>>>>
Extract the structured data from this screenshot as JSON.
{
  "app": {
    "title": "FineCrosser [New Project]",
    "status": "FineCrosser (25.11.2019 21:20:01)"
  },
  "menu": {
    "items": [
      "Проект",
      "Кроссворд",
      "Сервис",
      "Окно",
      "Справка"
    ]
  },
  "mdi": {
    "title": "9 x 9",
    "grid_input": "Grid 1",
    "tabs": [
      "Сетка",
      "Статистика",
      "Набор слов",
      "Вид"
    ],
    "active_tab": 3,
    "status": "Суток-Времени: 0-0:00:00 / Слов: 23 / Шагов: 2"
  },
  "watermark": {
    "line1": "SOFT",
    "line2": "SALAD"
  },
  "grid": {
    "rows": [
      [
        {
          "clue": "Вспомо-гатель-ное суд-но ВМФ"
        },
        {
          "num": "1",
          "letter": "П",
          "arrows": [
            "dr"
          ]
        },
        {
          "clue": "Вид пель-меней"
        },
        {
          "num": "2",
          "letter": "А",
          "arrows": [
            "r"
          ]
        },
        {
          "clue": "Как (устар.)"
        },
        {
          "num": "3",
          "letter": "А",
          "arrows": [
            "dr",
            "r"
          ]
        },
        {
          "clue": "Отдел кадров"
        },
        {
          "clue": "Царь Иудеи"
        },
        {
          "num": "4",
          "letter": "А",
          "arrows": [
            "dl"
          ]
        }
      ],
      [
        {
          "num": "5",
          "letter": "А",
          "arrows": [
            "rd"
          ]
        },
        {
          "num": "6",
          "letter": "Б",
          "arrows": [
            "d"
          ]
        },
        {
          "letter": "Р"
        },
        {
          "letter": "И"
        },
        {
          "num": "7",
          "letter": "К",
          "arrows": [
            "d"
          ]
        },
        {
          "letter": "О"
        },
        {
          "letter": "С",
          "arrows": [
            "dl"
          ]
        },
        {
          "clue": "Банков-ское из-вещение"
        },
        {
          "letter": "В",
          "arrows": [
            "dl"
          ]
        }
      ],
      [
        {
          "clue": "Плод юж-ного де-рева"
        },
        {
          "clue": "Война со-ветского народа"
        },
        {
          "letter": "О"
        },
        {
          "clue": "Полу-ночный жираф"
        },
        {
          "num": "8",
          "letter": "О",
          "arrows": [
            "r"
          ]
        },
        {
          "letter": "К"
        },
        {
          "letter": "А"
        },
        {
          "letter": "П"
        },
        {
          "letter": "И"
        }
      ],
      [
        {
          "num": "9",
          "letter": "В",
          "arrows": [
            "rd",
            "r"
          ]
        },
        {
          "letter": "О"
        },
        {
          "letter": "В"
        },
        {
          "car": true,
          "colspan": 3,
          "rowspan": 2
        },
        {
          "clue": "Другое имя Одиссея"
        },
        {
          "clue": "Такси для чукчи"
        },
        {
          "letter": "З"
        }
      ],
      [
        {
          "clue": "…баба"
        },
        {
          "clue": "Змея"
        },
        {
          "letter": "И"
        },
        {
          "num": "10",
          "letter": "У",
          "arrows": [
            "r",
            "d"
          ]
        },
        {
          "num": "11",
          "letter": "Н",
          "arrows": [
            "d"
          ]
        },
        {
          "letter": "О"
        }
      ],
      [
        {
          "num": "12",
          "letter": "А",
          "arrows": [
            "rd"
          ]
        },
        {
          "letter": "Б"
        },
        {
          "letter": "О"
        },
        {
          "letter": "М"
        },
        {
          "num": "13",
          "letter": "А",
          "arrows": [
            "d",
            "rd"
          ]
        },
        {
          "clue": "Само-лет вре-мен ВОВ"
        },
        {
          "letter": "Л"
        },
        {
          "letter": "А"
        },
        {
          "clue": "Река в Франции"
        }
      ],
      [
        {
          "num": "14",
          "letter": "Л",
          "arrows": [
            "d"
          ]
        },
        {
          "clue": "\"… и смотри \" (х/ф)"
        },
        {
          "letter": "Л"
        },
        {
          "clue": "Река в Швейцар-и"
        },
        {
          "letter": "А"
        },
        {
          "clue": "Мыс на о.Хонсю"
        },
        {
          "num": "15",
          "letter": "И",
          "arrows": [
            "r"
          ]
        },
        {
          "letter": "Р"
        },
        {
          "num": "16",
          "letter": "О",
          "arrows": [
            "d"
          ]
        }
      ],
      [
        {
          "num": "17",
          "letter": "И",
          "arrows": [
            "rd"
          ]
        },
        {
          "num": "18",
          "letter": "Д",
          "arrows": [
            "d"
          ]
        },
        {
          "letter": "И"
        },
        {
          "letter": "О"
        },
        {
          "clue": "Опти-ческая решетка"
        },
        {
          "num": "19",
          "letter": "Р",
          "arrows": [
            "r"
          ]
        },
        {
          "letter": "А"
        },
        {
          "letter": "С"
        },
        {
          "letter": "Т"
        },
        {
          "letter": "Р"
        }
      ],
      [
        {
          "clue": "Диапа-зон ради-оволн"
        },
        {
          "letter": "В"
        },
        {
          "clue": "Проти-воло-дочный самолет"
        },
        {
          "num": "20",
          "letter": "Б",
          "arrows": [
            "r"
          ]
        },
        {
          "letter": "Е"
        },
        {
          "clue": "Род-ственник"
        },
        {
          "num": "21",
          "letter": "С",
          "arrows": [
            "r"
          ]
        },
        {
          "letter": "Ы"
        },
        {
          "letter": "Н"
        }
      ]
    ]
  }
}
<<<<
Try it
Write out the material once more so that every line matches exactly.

Final answer
Extract the structured data from this screenshot as JSON.
{
  "app": {
    "title": "FineCrosser [New Project]",
    "status": "FineCrosser (25.11.2019 21:20:01)"
  },
  "menu": {
    "items": [
      "Проект",
      "Кроссворд",
      "Сервис",
      "Окно",
      "Справка"
    ]
  },
  "mdi": {
    "title": "9 x 9",
    "grid_input": "Grid 1",
    "tabs": [
      "Сетка",
      "Статистика",
      "Набор слов",
      "Вид"
    ],
    "active_tab": 3,
    "status": "Суток-Времени: 0-0:00:00 / Слов: 23 / Шагов: 2"
  },
  "watermark": {
    "line1": "SOFT",
    "line2": "SALAD"
  },
  "grid": {
    "rows": [
      [
        {
          "clue": "Вспомо-гатель-ное суд-но ВМФ"
        },
        {
          "num": "1",
          "letter": "П",
          "arrows": [
            "dr"
          ]
        },
        {
          "clue": "Вид пель-меней"
        },
        {
          "num": "2",
          "letter": "А",
          "arrows": [
            "r"
          ]
        },
        {
          "clue": "Как (устар.)"
        },
        {
          "num": "3",
          "letter": "А",
          "arrows": [
            "dr",
            "r"
          ]
        },
        {
          "clue": "Отдел кадров"
        },
        {
          "clue": "Царь Иудеи"
        },
        {
          "num": "4",
          "letter": "А",
          "arrows": [
            "dl"
          ]
        }
      ],
      [
        {
          "num": "5",
          "letter": "А",
          "arrows": [
            "rd"
          ]
        },
        {
          "num": "6",
          "letter": "Б",
          "arrows": [
            "d"
          ]
        },
        {
          "letter": "Р"
        },
        {
          "letter": "И"
        },
        {
          "num": "7",
          "letter": "К",
          "arrows": [
            "d"
          ]
        },
        {
          "letter": "О"
        },
        {
          "letter": "С",
          "arrows": [
            "dl"
          ]
        },
        {
          "clue": "Банков-ское из-вещение"
        },
        {
          "letter": "В",
          "arrows": [
            "dl"
          ]
        }
      ],
      [
        {
          "clue": "Плод юж-ного де-рева"
        },
        {
          "clue": "Война со-ветского народа"
        },
        {
          "letter": "О"
        },
        {
          "clue": "Полу-ночный жираф"
        },
        {
          "num": "8",
          "letter": "О",
          "arrows": [
            "r"
          ]
        },
        {
          "letter": "К"
        },
        {
          "letter": "А"
        },
        {
          "letter": "П"
        },
        {
          "letter": "И"
        }
      ],
      [
        {
          "num": "9",
          "letter": "В",
          "arrows": [
            "rd",
            "r"
          ]
        },
        {
          "letter": "О"
        },
        {
          "letter": "В"
        },
        {
          "car": true,
          "colspan": 3,
          "rowspan": 2
        },
        {
          "clue": "Другое имя Одиссея"
        },
        {
          "clue": "Такси для чукчи"
        },
        {
          "letter": "З"
        }
      ],
      [
        {
          "clue": "…баба"
        },
        {
          "clue": "Змея"
        },
        {
          "letter": "И"
        },
        {
          "num": "10",
          "letter": "У",
          "arrows": [
            "r",
            "d"
          ]
        },
        {
          "num": "11",
          "letter": "Н",
          "arrows": [
            "d"
          ]
        },
        {
          "letter": "О"
        }
      ],
      [
        {
          "num": "12",
          "letter": "А",
          "arrows": [
            "rd"
          ]
        },
        {
          "letter": "Б"
        },
        {
          "letter": "О"
        },
        {
          "letter": "М"
        },
        {
          "num": "13",
          "letter": "А",
          "arrows": [
            "d",
            "rd"
          ]
        },
        {
          "clue": "Само-лет вре-мен ВОВ"
        },
        {
          "letter": "Л"
        },
        {
          "letter": "А"
        },
        {
          "clue": "Река в Франции"
        }
      ],
      [
        {
          "num": "14",
          "letter": "Л",
          "arrows": [
            "d"
          ]
        },
        {
          "clue": "\"… и смотри \" (х/ф)"
        },
        {
          "letter": "Л"
        },
        {
          "clue": "Река в Швейцар-и"
        },
        {
          "letter": "А"
        },
        {
          "clue": "Мыс на о.Хонсю"
        },
        {
          "num": "15",
          "letter": "И",
          "arrows": [
            "r"
          ]
        },
        {
          "letter": "Р"
        },
        {
          "num": "16",
          "letter": "О",
          "arrows": [
            "d"
          ]
        }
      ],
      [
        {
          "num": "17",
          "letter": "И",
          "arrows": [
            "rd"
          ]
        },
        {
          "num": "18",
          "letter": "Д",
          "arrows": [
            "d"
          ]
        },
        {
          "letter": "И"
        },
        {
          "letter": "О"
        },
        {
          "clue": "Опти-ческая решетка"
        },
        {
          "num": "19",
          "letter": "Р",
          "arrows": [
            "r"
          ]
        },
        {
          "letter": "А"
        },
        {
          "letter": "С"
        },
        {
          "letter": "Т"
        },
        {
          "letter": "Р"
        }
      ],
      [
        {
          "clue": "Диапа-зон ради-оволн"
        },
        {
          "letter": "В"
        },
        {
          "clue": "Проти-воло-дочный самолет"
        },
        {
          "num": "20",
          "letter": "Б",
          "arrows": [
            "r"
          ]
        },
        {
          "letter": "Е"
        },
        {
          "clue": "Род-ственник"
        },
        {
          "num": "21",
          "letter": "С",
          "arrows": [
            "r"
          ]
        },
        {
          "letter": "Ы"
        },
        {
          "letter": "Н"
        }
      ]
    ]
  }
}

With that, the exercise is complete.